Fresh Water Tank… Assume the tank is 100% full and on my coach, I have a 100-gallon tank. With a tank monitoring system using four indicator lights, the space in the tank between each sensor (and indicator light) is equivalent to 33 gallons of water. As I begin to use the fresh water, something strange happens to my lights.
As soon as I use just enough water to take the level below the “Full” sensor, the Full light goes off (because there is no pressure on the sensor). So the indicator shows 2/3 Full. But 2/3 Full is only 66 gallons of water—not the 95± gallons I really have on board.
As I continue to use water to take the level just below the “2/3 Full” sensor, the 2/3 Full light goes off and the indicator shows 1/3 Full. But 1/3 Full is only 33 gallons of water—not the approximately 66 gallons I really have on board.
But the most frustrating is that as soon as I use just enough water to take the level below the “1/3 Full” sensor, the 1/3 Full light goes off and the indicator shows Empty—not the approximately 33 gallons I really have on board! Is this nuts or what?
The Answer—SeeLevel Tank Monitoring Systems
A company in Granbury, Texas (close to Dallas/Fort Worth) first developed tank monitoring systems for giant oil tanks and used that same technology for monitoring RV holding tanks. Although the tanks on the RV are tiny in comparison, the monitoring system works the same.
First, there are no tank sensors inside any tank, period. Therefore, it is impossible for the sensor to become fouled from inside the tank. It is possible to fool the SeeLevel system. If the tank wall build-up approaches 1/2 inch thick or more with scum or debris, the system will pick up that mass as a water level—another reason to clean and flush your tanks regularly.
The sensors look like a long, narrow, green “PC board” that is flexible. They have two wires coming out of them that go to the monitor inside the RV. This “sensor strip” is fastened to the outside of the tank by means of an adhesive strip. You simply peel and stick the sensor to the tank. The sensor is about one inch shorter than the overall tank-height dimension so you center it vertically on the tank. It doesn’t make any difference if the tank is clear or black, the sensor works and is applied the same way.
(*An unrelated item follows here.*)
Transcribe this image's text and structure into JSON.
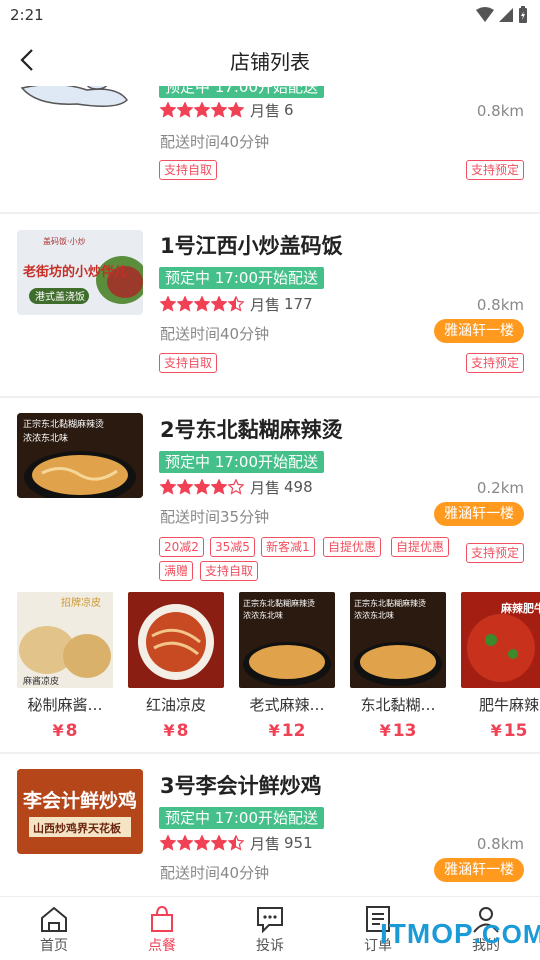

Each strip contains tiny sensors over nearly its full length and therefore, will read a 3-gallon change in liquid in the tank. The individual sensors “read” the level of liquid in the tank by electronically measuring the density difference of the liquid or no-liquid, i.e., sensors above the liquid level read different densities than sensors below the level of the liquid. It is accurate and nearly foolproof.
There are no on/off lights in the control panel. The monitor displays a tank’s level in a percentage. You will know—approximately—how much liquid you have inside the respective tank. The volume calculation can only be determined correctly if the tank is a regular box-shape. Most holding tanks are not box-shaped due to design efforts made to enhance clean-out when draining the waste tanks. Therefore, the simple calculation of volume does not apply in most RV’s.
You will get used to your tank’s readings. My 100-gallon fresh water tank is box-shaped and a 50% reading is roughly equal to 50 gallons. But in my 56-gallon grey and black tanks, a 50% reading only means that liquid is half-way up in the respective tank. It does not indicate whether the top half of the tank is larger or smaller than the other half. Therefore, you will have to get used to your tank’s readings.
I Recommend It
I have recommended the SeeLevel tank monitoring system to many RVers and I’ve never heard a complaint. I’ve now used the system on two different RVs and will have it on any future RV I own. No, I don’t have any financial interest in this company. Their stuff works!
You can contact SeeLevel at the following…
Garnet Technologies Inc.
Suite 8, 125 M&M Ranch Road, Granbury, Texas, U.S.A, 76049
(Go here… www.rvgauge.com) Tell them Ron Jones told you to call.